There's a gross misperception that Americans think they've done a lot more than they have. Ninety percent of the population says they've changed their habits to be more energy-efficient, and 77% of them say they've changed most of their incandescent light bulbs to compact fluorescent lights or CFLs. But we know that's overstated. If it were true that people had changed their behavior, energy consumption would have gone down, but it hasn't.
Do their actions go beyond changing their light bulbs?
When we look at the profiles of Americans who we know are most inclined to do these kinds of things — they have the disposable income, they've upgraded their heating/cooling/air conditioning to be more energy-efficient, they've purchased Energy Star products, etc. — they say, "Thank you very much, I'm done now." They think they've done enough for their part.
One-third of people who have made those improvements say they haven't seen the improvements [in their utility bills] that they expected. And they say, "I've done a lot and I didn't see any savings from it, why should I bother?"
Is that dearth of savings because utility rates are going up?
That's part of it. They're also using more electricity — with cellphones, HDTVs, laptops and computers, they're using more devices than ever before, and they don't realize it.
People think that because they've installed CFLs, they can leave the lights on all the time. If they've bought [an energy-efficient] water heater, they can take long showers.
What would you consider to be the mainstream attitude about conservation today?
There isn't one attitude that dominates. If you paint with a very broad brush, you can divide the country into four general attitudes.
The first is called the actives. They're avid recyclers and very attuned to waste and energy conservation. They actively seek out green products.
The seekers are the people that manufacturers most want to reach because they haven't really established any brand loyalty. They're middle-income, with kids at home. Seekers are trying to figure all this stuff out. They feel a little guilty about some of their choices, but they're not sure what to do.
The skeptics are the largest group, compared to the other three. Their defining characteristic is that global warming isn't happening or they're on the fence about it. They'll do energy-efficient things, but for economic reasons. They think, "Why would you spend more money with the utility company than you have to?"
The indifferents aren't doing anything to conserve energy or anything green because their whole life is colored by their financial goals — just trying to put food on the table. They don't have the freedom to even think about climate change.
Is it worthwhile for someone trying to sell a home to tout its green features?
It's getting there. A growing number of Multiple Listing Services are starting to add green features to their lists of home attributes. Some people don't want to buy a green home because they think they're going to pay more for it and don't think green features will improve their real estate values. By listing those features in the MLS, it begins to provide a feeling of value for them.
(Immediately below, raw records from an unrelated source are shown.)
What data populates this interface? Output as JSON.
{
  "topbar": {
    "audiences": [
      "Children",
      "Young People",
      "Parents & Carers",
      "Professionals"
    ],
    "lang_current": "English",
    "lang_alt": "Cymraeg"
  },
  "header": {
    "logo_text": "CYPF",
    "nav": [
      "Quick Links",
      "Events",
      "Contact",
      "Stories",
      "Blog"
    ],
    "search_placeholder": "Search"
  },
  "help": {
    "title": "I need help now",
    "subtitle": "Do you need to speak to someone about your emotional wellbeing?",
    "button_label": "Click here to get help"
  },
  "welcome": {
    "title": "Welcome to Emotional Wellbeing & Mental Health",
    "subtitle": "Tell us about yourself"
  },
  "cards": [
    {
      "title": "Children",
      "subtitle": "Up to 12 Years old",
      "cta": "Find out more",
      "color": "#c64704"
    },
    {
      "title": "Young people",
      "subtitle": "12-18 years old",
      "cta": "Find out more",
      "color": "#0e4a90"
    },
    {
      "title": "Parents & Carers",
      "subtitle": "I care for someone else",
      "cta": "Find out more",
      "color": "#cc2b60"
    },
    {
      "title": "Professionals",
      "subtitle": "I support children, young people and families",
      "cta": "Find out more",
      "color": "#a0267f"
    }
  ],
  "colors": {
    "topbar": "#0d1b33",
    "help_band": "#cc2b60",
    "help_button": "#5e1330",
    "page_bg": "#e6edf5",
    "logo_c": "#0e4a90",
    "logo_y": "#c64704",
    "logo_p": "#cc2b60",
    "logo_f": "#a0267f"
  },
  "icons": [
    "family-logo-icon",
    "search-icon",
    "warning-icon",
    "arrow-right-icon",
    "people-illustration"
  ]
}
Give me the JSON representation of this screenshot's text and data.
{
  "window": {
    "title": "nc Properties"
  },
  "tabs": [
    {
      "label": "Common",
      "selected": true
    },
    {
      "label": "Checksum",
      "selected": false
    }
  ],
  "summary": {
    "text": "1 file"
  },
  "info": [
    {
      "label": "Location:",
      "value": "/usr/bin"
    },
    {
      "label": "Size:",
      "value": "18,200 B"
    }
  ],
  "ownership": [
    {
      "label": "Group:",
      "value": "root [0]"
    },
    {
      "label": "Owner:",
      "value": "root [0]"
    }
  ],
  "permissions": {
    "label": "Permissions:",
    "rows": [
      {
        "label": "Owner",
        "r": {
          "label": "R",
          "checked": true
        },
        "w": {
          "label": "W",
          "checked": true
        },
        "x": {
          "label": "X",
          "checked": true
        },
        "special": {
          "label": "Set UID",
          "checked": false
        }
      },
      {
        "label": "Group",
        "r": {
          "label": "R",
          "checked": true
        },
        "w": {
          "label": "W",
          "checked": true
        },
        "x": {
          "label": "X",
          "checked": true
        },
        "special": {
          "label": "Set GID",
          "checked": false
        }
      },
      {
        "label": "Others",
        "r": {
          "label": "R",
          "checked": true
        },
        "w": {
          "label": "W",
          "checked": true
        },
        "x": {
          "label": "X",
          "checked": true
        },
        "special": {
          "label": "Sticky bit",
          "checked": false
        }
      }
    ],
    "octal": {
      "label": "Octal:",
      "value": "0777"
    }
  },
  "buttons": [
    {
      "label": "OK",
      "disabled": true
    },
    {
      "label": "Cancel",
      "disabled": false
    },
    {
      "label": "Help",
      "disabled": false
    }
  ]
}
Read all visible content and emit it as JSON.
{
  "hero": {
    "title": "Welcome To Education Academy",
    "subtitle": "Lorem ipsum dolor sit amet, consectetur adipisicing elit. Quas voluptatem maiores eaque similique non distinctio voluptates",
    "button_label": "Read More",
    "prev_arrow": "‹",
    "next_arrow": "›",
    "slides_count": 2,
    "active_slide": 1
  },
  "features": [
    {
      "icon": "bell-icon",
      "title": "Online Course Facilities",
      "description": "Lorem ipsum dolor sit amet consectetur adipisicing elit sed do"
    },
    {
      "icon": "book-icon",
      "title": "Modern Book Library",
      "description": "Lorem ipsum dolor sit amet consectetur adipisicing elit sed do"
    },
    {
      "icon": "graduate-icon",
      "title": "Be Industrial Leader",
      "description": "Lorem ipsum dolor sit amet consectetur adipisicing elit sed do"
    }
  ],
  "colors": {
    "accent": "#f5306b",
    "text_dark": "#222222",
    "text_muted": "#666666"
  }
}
In the 1970s, you'd see people offering their utility bills [to prospective buyers] to show them what kind of value they'd be getting with the house. In the '80s, we stopped worrying about it. Now we do care again. I hope that this will stick around and that you'll see people who are buying homes asking for utility bills to see what they're buying into.
Umberger writes for the Chicago Tribune.